- Contract Term: When possible, avoid signing a long-term contract. The hosting market changes rapidly, and you don't want to be locked-in to a service that you could quickly grow out of. Also, you don't want to pay in advance for service you may never get, should the host go out of business.
- Operating System: Your host may offer a choice of server operating systems, like Windows 2000, UNIX, or Linux. For most people, the operating system won't matter, but if you want to run specific software or scripts on your site, you'll need to make sure the software works on the host operating system.
Considering what you get, hosting is inexpensive. Particularly when you compare it to the cost of setting up and maintaining a Web server and high-speed Internet connection yourself. For small and medium-sized businesses, the decision to outsource Web services to a hosting company is a no-brainer.
You can usually get basic services for $25/mo or less. Even a fairly high-powered account with database support usually goes for $100 or less. Add-on services are usually available for nominal fees.
Selecting a Host
If you are setting up a personal site, you may already have all the hosting you need. There is a good chance that your Internet Service Provider gives you a certain amount of free space on their server that you can use to set up a personal site. Friends and family can get to your site if the know the proper URL; for example, www.LogicalExpressions.com/james.
There are literally thousands of hosting companies out there, and there is very little consistency in the services they offer or the prices they charge, partly because the underlying technology differs and it changes constantly. You have to shop smart here, and remember that you often get what you pay for.
Free hosting services are rarely truly free, and they rarely offer the services a business Web site requires. Providing hosting services costs money, so if it isn't obvious how they make that money back, you should be suspicious. Also, most of these so-called free sites severely limit your disk space utilization, bandwidth (which affects the performance of your site), transfers (which affects how many visitors you can have), or they require you to display their advertisements on your Web pages.

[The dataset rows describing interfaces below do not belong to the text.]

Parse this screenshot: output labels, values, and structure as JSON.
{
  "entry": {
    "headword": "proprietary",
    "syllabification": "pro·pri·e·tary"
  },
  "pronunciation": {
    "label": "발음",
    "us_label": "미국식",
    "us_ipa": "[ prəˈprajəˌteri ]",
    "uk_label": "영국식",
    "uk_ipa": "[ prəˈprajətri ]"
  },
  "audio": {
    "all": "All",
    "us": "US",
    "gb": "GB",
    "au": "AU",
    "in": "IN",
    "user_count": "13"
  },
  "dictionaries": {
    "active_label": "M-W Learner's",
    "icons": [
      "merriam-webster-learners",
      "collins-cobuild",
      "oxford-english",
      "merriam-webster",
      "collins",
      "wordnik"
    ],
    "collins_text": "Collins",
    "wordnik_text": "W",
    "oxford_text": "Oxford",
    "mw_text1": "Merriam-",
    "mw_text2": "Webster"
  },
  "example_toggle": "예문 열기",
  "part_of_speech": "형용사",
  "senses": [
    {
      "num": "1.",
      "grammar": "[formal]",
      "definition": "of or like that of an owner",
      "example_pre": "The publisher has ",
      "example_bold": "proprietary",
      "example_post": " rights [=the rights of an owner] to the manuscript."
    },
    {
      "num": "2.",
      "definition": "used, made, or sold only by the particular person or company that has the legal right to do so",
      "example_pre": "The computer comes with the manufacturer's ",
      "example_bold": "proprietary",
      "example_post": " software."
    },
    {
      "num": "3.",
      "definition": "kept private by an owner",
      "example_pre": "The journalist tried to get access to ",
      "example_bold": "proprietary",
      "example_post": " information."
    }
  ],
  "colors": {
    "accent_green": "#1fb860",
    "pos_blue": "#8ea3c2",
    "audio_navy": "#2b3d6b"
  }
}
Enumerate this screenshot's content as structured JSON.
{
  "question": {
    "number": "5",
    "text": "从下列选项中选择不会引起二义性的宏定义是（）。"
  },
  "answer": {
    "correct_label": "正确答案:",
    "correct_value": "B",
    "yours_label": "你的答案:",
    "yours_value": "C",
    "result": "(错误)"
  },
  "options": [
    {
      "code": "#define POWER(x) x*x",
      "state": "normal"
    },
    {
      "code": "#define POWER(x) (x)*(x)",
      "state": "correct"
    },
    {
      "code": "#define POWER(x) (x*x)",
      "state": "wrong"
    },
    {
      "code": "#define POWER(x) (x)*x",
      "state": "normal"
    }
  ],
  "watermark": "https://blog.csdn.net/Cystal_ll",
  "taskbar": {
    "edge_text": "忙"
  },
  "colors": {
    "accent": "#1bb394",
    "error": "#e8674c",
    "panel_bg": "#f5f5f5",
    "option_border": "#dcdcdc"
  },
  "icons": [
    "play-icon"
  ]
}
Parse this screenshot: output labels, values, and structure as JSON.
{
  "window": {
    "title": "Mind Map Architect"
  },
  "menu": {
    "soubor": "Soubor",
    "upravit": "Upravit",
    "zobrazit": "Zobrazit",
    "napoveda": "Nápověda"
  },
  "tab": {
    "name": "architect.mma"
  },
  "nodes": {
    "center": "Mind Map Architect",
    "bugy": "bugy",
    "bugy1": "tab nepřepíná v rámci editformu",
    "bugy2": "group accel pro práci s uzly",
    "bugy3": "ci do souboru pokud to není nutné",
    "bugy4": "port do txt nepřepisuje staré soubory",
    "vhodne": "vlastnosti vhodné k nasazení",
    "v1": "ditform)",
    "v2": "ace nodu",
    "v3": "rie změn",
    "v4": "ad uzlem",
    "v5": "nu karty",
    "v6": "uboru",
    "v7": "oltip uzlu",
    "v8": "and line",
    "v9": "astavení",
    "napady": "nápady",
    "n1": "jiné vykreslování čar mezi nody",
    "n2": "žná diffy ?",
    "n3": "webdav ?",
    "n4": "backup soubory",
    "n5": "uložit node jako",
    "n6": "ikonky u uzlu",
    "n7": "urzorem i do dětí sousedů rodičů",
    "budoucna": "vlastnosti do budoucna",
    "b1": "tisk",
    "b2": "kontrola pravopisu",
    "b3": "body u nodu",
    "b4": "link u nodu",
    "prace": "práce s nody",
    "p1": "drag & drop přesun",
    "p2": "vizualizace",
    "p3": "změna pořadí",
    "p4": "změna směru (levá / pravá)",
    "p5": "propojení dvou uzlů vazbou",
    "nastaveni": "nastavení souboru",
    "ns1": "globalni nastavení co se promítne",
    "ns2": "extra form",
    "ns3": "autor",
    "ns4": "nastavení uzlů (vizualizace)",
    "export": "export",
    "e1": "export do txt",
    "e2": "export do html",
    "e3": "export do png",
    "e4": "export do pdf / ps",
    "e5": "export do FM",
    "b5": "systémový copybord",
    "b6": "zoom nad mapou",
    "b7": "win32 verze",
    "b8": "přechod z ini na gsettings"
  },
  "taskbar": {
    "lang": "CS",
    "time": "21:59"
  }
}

You may have seen articles on how to select a hosting service based on their statistics, but realistically, the best statistics possible won't make it any easier to deal with them when you need support. Your best bet is to rely on recommendations from other businesses that are happy with their hosting company. Ultimately, the way you are treated when you call to ask about their service will be a good indicator of how they will respond to you once you hand over your money. The hosting market is very competitive, so you don't have to settle for a company with whom you aren't comfortable.